eDiscovery Daily Blog

eDiscovery Project Management from Both Sides: eDiscovery Best Practices

Editor’s Note: Tom O’Connor is a nationally known consultant, speaker, and writer in the field of computerized litigation support systems.  He has also been a great addition to our webinar program, participating with me on several recent webinars.  Tom has also written several terrific informational overview series for CloudNine, including his most recent one, Preparing for Litigation Before it Happens, which we covered as a webcast on September 26.  Now, Tom has written another terrific overview regarding pre-litigation considerations titled eDiscovery Project Management from Both Sides that we’re happy to share on the eDiscovery Daily blog.  Enjoy! – Doug

Tom’s overview is split into four parts, so we’ll cover each part separately.  Here’s the first part.


I’m going to show my age now and quote an old Joni Mitchell song:

I’ve looked at clouds from both sides now
From up and down and still somehow
It’s cloud’s illusions I recall
I really don’t know clouds at all

That’s how I feel about Project Management, which we’ll refer to as PM for the remainder of this article. PM has been a major topic at trade shows recently, especially when Mike Quartararo is speaking. Why?

Well first because Mike’s discussions on how to handle PM are thoughtful and comprehensive. He is a graduate of the State University of New York, after which he studied law for one year at the University of London. He is a certified Project Management Professional (PMP) and a Certified E-Discovery Specialist (CEDS).  And he was the Director of Litigation Support at Stroock & Stroock & Lavan LLP in New York for 10 years.  Now, Mike has his own consultancy practice at eDPM Advisory Services.

And perhaps most important, Mike has literally written the book on the subject. It is called Project Management in Electronic Discovery: An Introduction to Core Principles of Legal Project Management and Leadership In eDiscovery and is available on his web site, www.eDiscoveryPM.com (and also on Amazon here).

But after listening to Mike speak at the recent ILTACON18 conference, Doug Austin mentioned to me that it seemed there is another side to PM that is being ignored, that of the lawyer’s opinion on the subject.  Since discovery is the most time-consuming and expensive aspect of litigation, managing it effectively is always a concern of the lawyers but we seldom hear what they think of all the talk about PM. So, let’s look at the issue from both sides now.

We’ll explore the implementation of eDiscovery project management from both sides, as follows:

  1. The Project Manager’s Perspective to Project Management
  2. The Lawyer’s Perspective to Project Management
  3. Conclusion

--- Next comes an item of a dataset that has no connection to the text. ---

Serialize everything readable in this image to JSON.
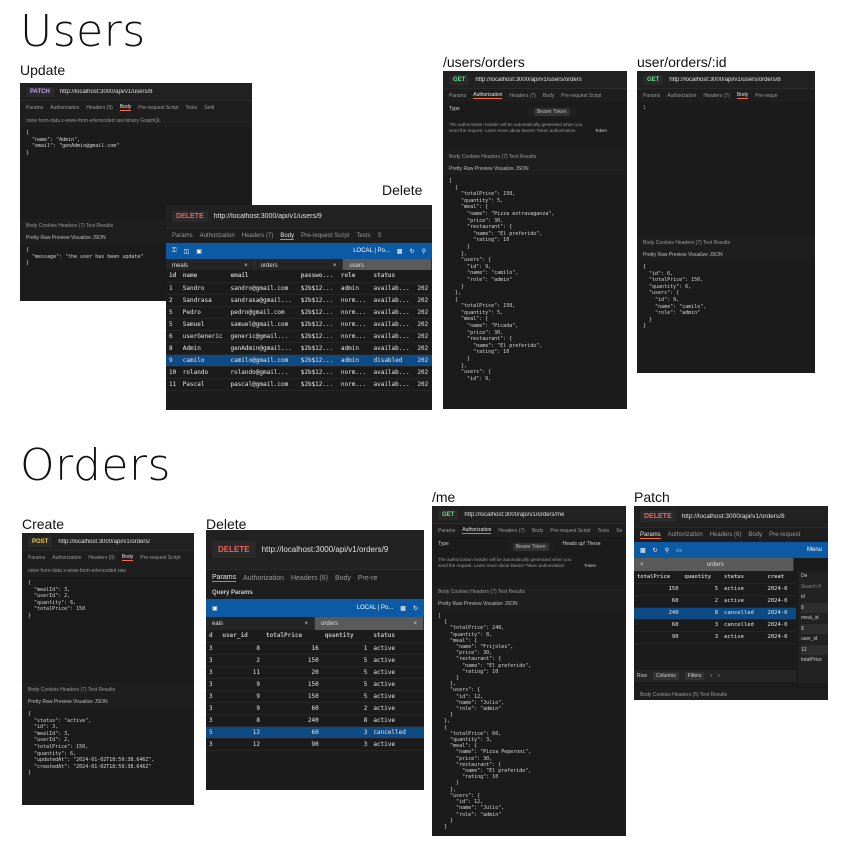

We’ll publish Part 2 – The Project Manager’s Perspective to Project Management – on Wednesday.

So, what do you think?  How does your organization apply project management to your eDiscovery projects?  As always, please share any comments you might have or if you’d like to know more about a particular topic.

Sponsor: This blog is sponsored by CloudNine, which is a data and legal discovery technology company with proven expertise in simplifying and automating the discovery of data for audits, investigations, and litigation. Used by legal and business customers worldwide including more than 50 of the top 250 Am Law firms and many of the world’s leading corporations, CloudNine’s eDiscovery automation software and services help customers gain insight and intelligence on electronic data.

Disclaimer: The views represented herein are exclusively the views of the author, and do not necessarily represent the views held by CloudNine. eDiscovery Daily is made available by CloudNine solely for educational purposes to provide general information about general eDiscovery principles and not to provide specific legal advice applicable to any particular circumstance. eDiscovery Daily should not be used as a substitute for competent legal advice from a lawyer you have retained and who has agreed to represent you.